  2. You remarked that you were looking for a house to buy back in MN. Have you considered an old barn and renovating it? I'm not kidding. You have expressed in your photographs and writing your perchance for old barns. And, even consider land that has been worn-out. Restore it. Besides, you meet a lot a people when you construct or rehabilitate. It could be good wonky time! --Jack

  3. Gail, thank you so much. I'm glad we're sharing our experiences.

    Jack, yes, I have thought of renovating an old barn. I've always thought that would be a fun project. I also have the word out that I'm considering old homesteads that have nice building sites. I'm very ready for good wonky time :)

  4. That's good! Really good! A good wonky time! You know, an old homestead has lots of title history to it. Ah, it's an adventure. Get those sons of yours to help you renovate...sweat of their brows for their dear ole mom (Irish stuff) who has done so much for them. --Jack (I'm Irish, so I can use their sayings without caveats.)

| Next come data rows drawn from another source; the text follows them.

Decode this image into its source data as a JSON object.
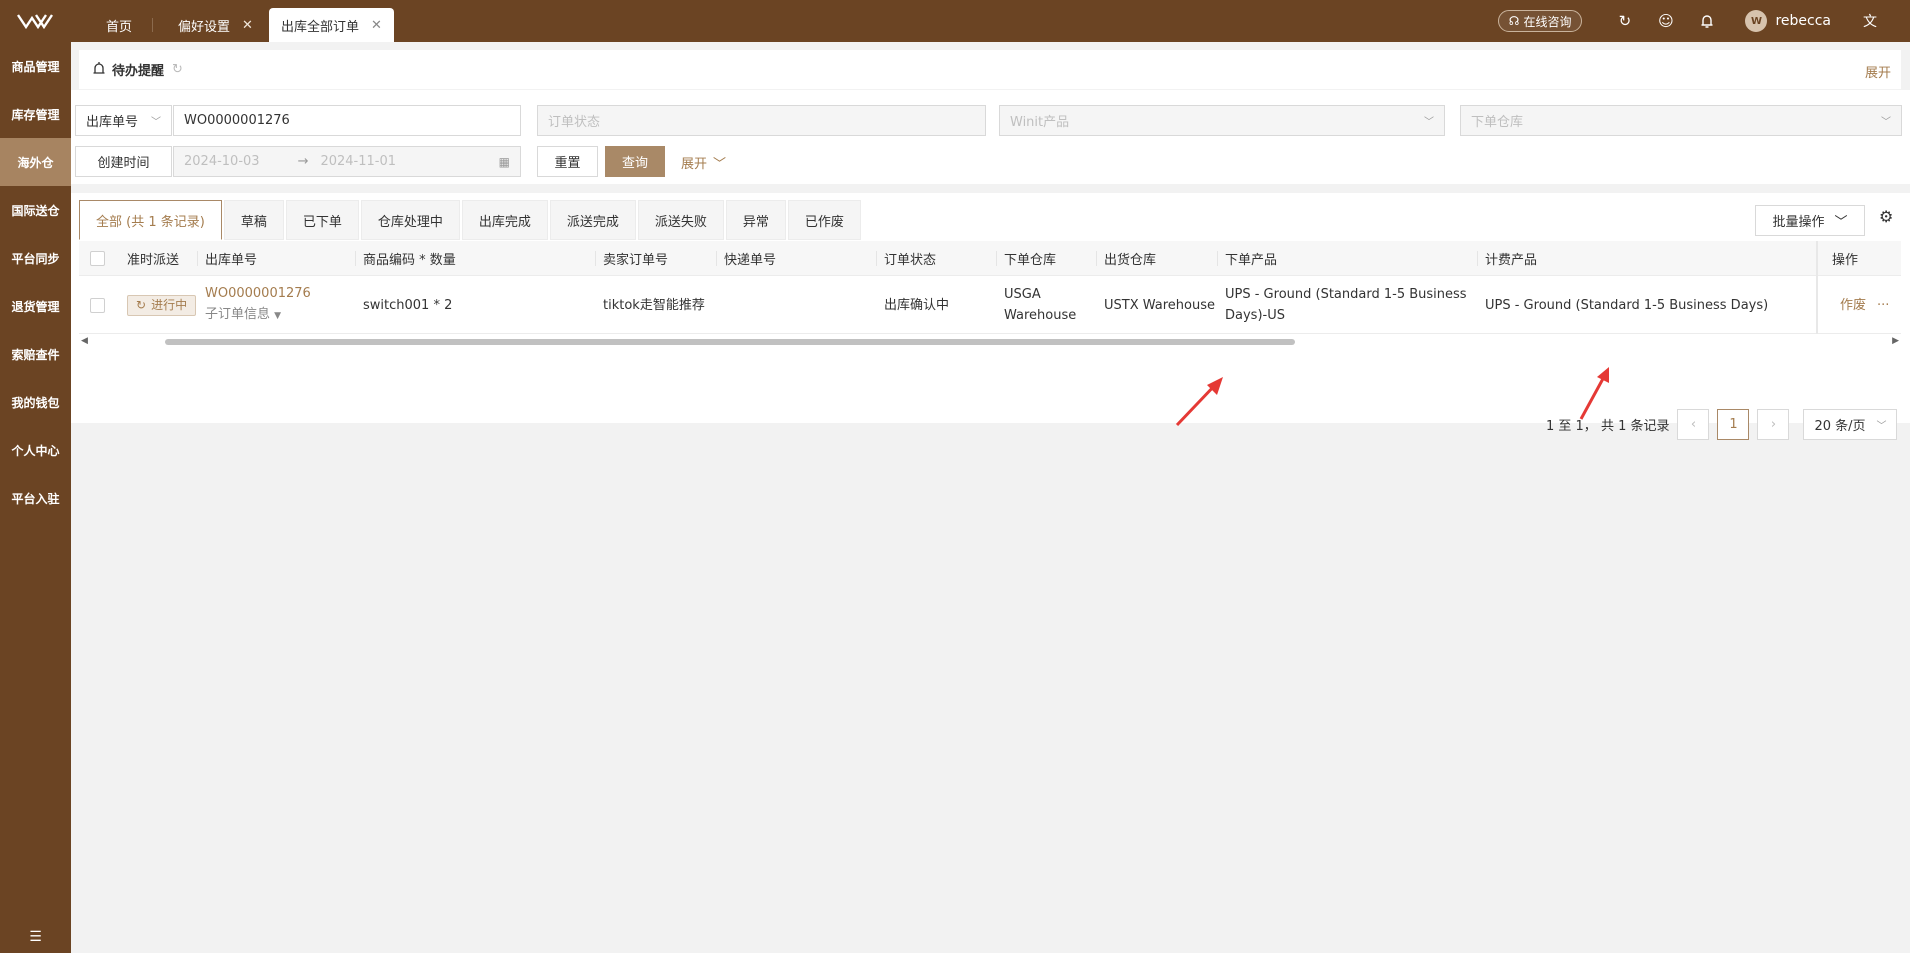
{
  "topbar": {
    "tabs": [
      {
        "label": "首页",
        "closable": false
      },
      {
        "label": "偏好设置",
        "closable": true
      },
      {
        "label": "出库全部订单",
        "closable": true,
        "active": true
      }
    ],
    "consult_label": "在线咨询",
    "username": "rebecca"
  },
  "sidebar": {
    "items": [
      "商品管理",
      "库存管理",
      "海外仓",
      "国际送仓",
      "平台同步",
      "退货管理",
      "索赔查件",
      "我的钱包",
      "个人中心",
      "平台入驻"
    ],
    "active_index": 2
  },
  "todo": {
    "title": "待办提醒",
    "expand": "展开"
  },
  "filters": {
    "order_type": "出库单号",
    "order_no": "WO0000001276",
    "status_placeholder": "订单状态",
    "product_placeholder": "Winit产品",
    "warehouse_placeholder": "下单仓库",
    "date_type": "创建时间",
    "date_start": "2024-10-03",
    "date_end": "2024-11-01",
    "reset": "重置",
    "query": "查询",
    "expand": "展开"
  },
  "status_tabs": [
    "全部 (共 1 条记录)",
    "草稿",
    "已下单",
    "仓库处理中",
    "出库完成",
    "派送完成",
    "派送失败",
    "异常",
    "已作废"
  ],
  "batch_label": "批量操作",
  "table": {
    "headers": [
      "准时派送",
      "出库单号",
      "商品编码 * 数量",
      "卖家订单号",
      "快递单号",
      "订单状态",
      "下单仓库",
      "出货仓库",
      "下单产品",
      "计费产品",
      "操作"
    ],
    "row": {
      "ontime": "进行中",
      "order_no": "WO0000001276",
      "sub_info": "子订单信息",
      "sku_qty": "switch001 * 2",
      "seller_order": "tiktok走智能推荐",
      "tracking": "",
      "status": "出库确认中",
      "order_warehouse": "USGA Warehouse",
      "ship_warehouse": "USTX Warehouse",
      "order_product": "UPS - Ground (Standard 1-5 Business Days)-US",
      "billing_product": "UPS - Ground (Standard 1-5 Business Days)",
      "action": "作废",
      "more": "···"
    }
  },
  "pagination": {
    "summary": "1 至 1， 共 1 条记录",
    "current": "1",
    "page_size": "20 条/页"
  },
  "colors": {
    "brand": "#6b4423",
    "accent": "#a47c4e",
    "annotation": "#e53935"
  }
}
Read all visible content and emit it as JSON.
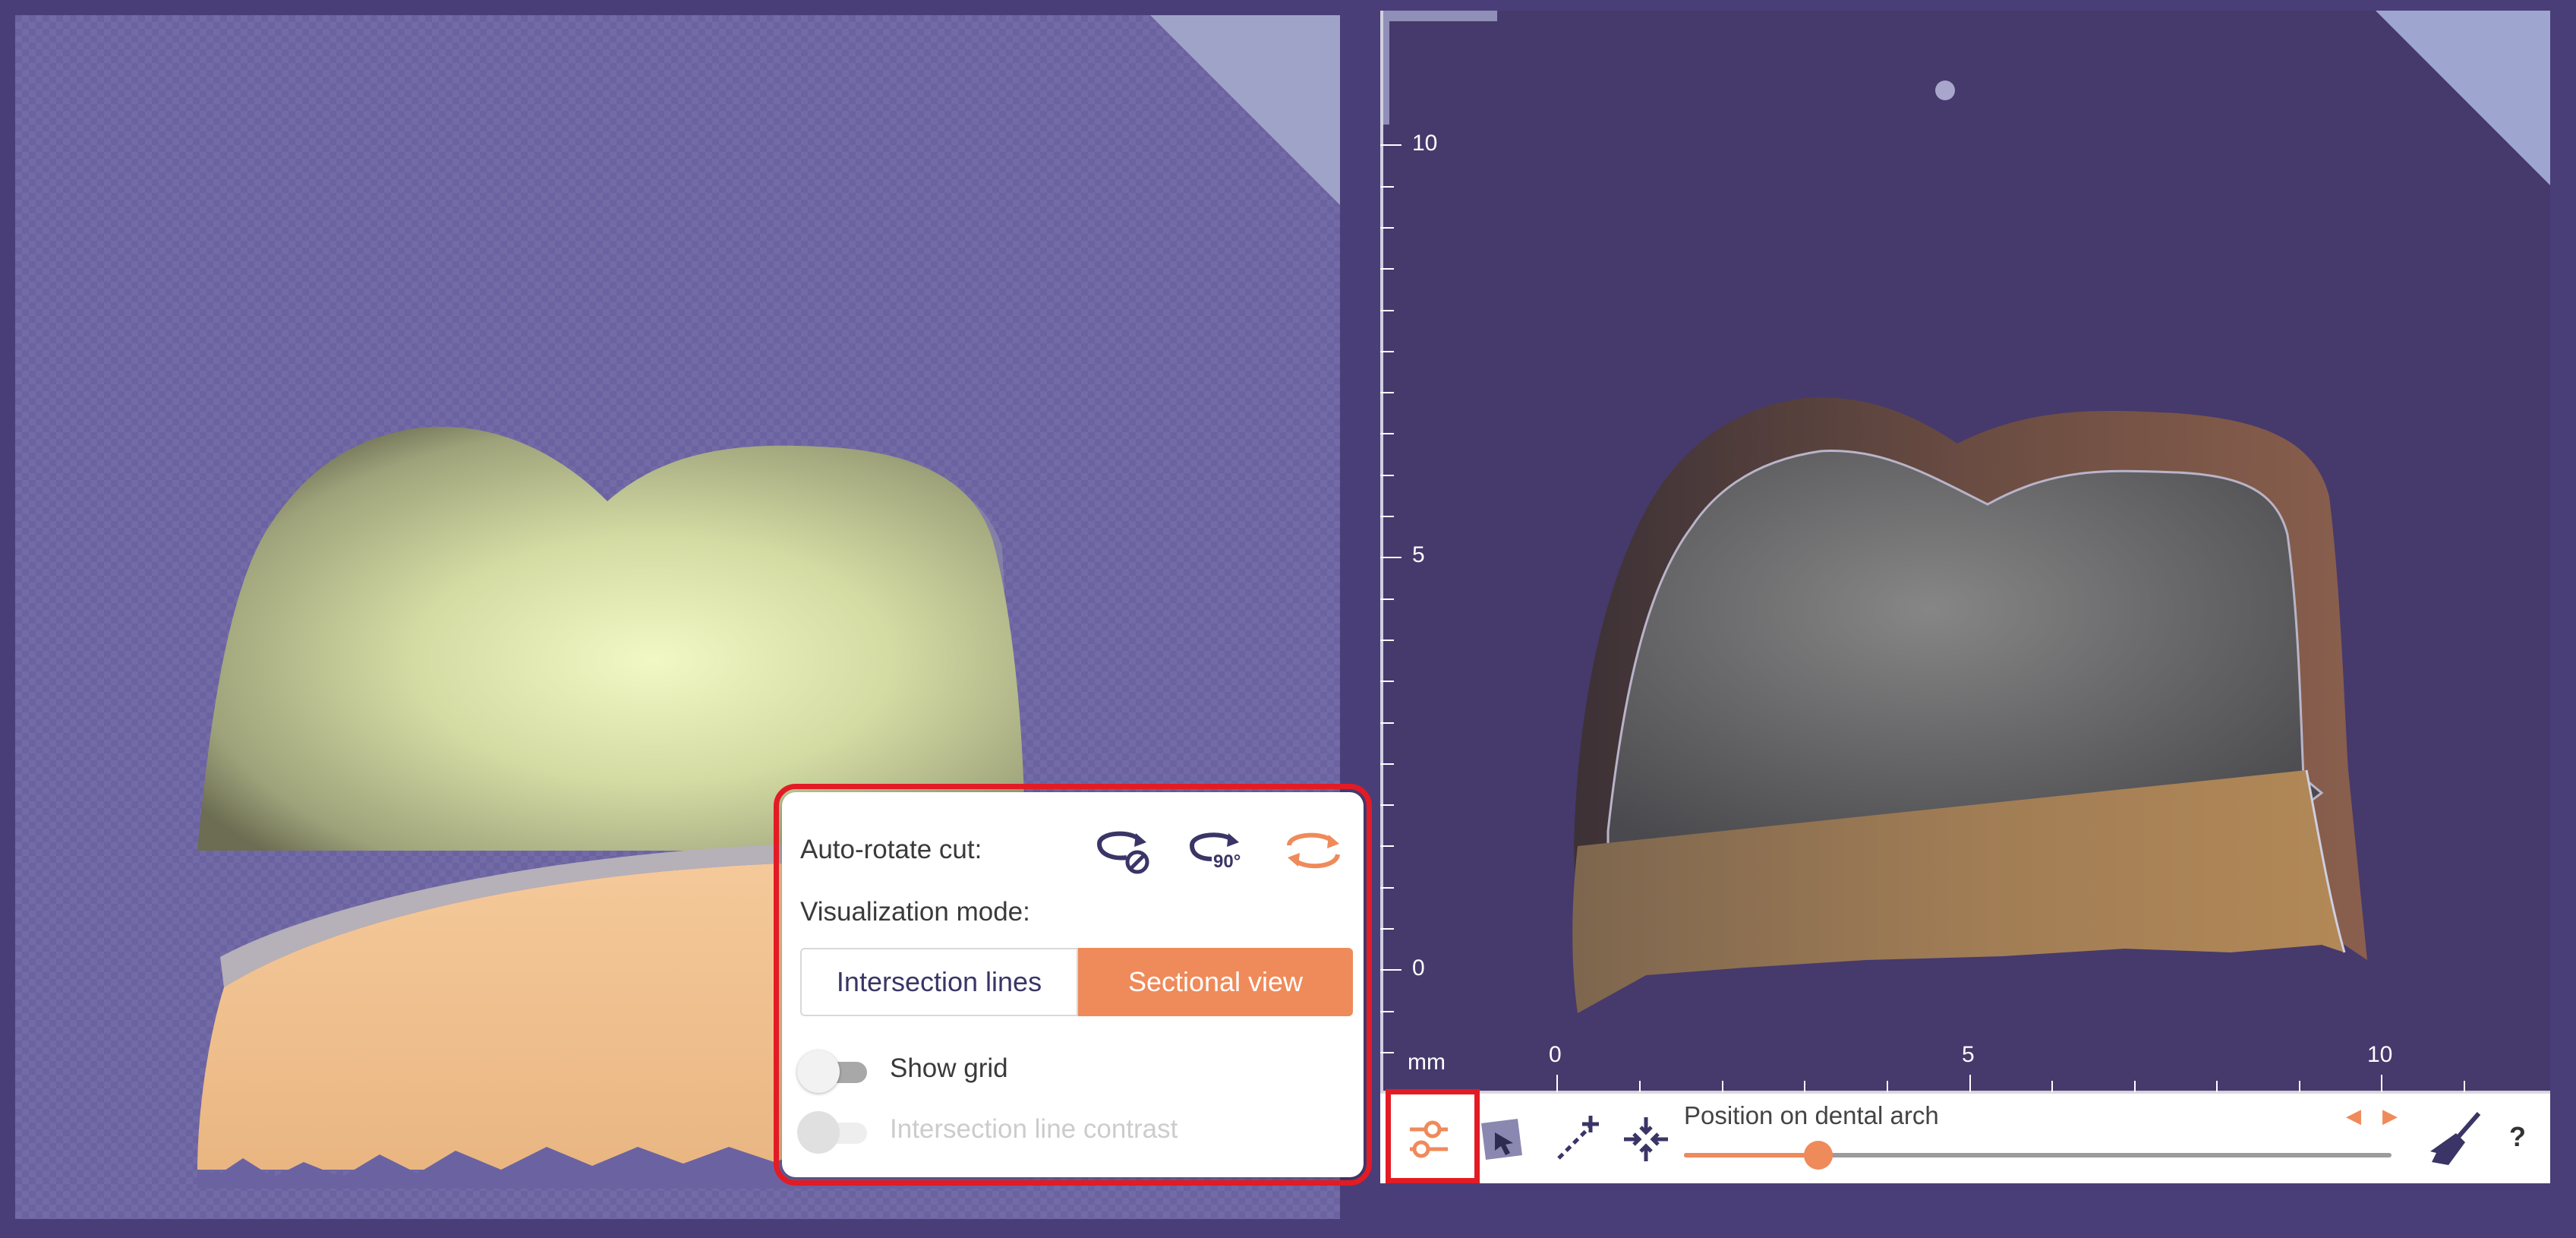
{
  "popup": {
    "auto_rotate_label": "Auto-rotate cut:",
    "rotate_90_label": "90°",
    "visualization_label": "Visualization mode:",
    "modes": [
      "Intersection lines",
      "Sectional view"
    ],
    "selected_mode": "Sectional view",
    "show_grid_label": "Show grid",
    "show_grid_on": false,
    "contrast_label": "Intersection line contrast",
    "contrast_enabled": false
  },
  "ruler": {
    "unit": "mm",
    "y_labels": [
      "10",
      "5",
      "0"
    ],
    "x_labels": [
      "0",
      "5",
      "10"
    ]
  },
  "toolbar": {
    "slider_label": "Position on dental arch",
    "slider_value_fraction": 0.19,
    "help_label": "?"
  },
  "icons": {
    "settings": "sliders-icon",
    "select": "hand-pointer-icon",
    "measure": "measure-line-icon",
    "center": "center-arrows-icon",
    "clear": "broom-icon"
  },
  "colors": {
    "accent": "#ef8a5a",
    "highlight": "#e21b24",
    "viewport_left": "#6b63a1",
    "viewport_right": "#46396c"
  }
}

  5. I just noticed you like "Bladerunner." Remember, at the conclusion, they went up into the mountains, not knowing when it would all end? But, then again, who does?

    By the way, do you like wine?

  6. Jack, my younger son had a full Irish grandfather. Good people. Working with my sons on a renovation sounds really nice. Fine memories would be made.

    I love "Bladerunner." I want to re-watch it soon. Yes, life is an indeterminate thing... and that's part of the fun!

    I do like wine. I love the idea of understanding it more. Different wines for different meals, but then, just going with the flow is good, too. ahem. :)

  7. I love Bladerunner too. It creates a mood that no other film has every stirred in me.

    The photo of May Sarton says so much about her--the window full of plants, the stacks of books, the bay window full of sunlight. I would have been very comfortable in her presence.

  8. Ms. Sparrow, we felt and saw the same things... how nice.

  9. Teresa, I just commented on your Let It Be entry, and this particular post is so relevant to me right now I have to send you a private message about it via Facebook. xoxo Kristy

  10. I guess it was meant to be that this past week was so hectic and I could really focus on your posts. And after reading this post I had to take a walk outside and think a bit. There's so much I'd like to say, have a glass of wine or two with you. But, I guess it comes down to this: I was where you are some years ago. Your blog made total sense. There was a time when I would have cried buckets that you understood what I was going through. The closest I can come to saying when I left that searching and settled into myself was the day a British lady told me (after I'd shared some self-searching tales) was that, "Acceptance is the key." My German friend, Marlena, was a bit older and had tried to tell me that earlier but I had resisted. For some reason, tho, the British lady hit home. And that was the day I pulled out of Searching and into Being. Life opened up. The sun shone brighter. Of course each day wasn't perfect but that was okay. Teresa, your angels told you what the British lady told me . . . Let It Be. Tis the same.

  11. Thank you, Soul Sister. Again, I sent you a personal message. It's another beautiful day...